Entries taken from a collection:
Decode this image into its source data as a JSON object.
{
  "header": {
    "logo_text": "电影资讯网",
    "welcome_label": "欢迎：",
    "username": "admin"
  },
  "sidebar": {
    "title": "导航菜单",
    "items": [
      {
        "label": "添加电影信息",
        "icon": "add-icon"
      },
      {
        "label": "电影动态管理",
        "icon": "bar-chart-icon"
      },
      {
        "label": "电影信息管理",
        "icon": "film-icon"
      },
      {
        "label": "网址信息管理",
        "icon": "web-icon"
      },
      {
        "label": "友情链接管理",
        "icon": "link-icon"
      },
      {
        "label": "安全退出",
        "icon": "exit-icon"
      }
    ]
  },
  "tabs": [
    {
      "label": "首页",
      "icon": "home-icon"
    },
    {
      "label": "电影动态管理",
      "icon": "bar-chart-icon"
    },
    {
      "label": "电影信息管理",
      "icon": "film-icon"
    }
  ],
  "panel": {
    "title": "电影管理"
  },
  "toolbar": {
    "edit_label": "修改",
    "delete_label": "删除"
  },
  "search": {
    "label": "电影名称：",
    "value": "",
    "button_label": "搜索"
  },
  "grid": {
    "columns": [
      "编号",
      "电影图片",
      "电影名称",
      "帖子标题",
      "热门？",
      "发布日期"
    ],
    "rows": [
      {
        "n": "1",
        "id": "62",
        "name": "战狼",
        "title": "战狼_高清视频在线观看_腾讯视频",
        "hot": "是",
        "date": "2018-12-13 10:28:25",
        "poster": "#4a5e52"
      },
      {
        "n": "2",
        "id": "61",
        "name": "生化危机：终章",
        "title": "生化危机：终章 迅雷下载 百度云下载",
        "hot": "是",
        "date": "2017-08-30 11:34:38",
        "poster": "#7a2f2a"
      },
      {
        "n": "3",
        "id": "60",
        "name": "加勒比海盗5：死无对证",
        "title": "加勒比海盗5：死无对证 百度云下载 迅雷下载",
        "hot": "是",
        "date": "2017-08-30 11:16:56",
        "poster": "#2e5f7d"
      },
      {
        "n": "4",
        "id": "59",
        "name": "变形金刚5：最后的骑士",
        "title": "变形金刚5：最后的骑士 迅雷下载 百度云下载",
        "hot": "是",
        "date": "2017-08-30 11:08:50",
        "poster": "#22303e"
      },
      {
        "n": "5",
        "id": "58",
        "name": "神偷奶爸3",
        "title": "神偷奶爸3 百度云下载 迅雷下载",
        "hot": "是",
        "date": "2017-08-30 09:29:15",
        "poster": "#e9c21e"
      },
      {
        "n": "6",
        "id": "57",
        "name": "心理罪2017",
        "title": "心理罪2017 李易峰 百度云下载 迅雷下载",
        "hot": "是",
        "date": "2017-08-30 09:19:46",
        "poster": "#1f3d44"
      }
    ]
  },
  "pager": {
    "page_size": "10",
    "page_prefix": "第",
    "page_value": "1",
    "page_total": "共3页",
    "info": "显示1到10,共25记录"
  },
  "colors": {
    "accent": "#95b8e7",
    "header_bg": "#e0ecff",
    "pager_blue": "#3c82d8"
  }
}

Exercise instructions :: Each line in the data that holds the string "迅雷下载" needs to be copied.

Output for this task ::
        "title": "生化危机：终章 迅雷下载 百度云下载",
        "title": "加勒比海盗5：死无对证 百度云下载 迅雷下载",
        "title": "变形金刚5：最后的骑士 迅雷下载 百度云下载",
        "title": "神偷奶爸3 百度云下载 迅雷下载",
        "title": "心理罪2017 李易峰 百度云下载 迅雷下载",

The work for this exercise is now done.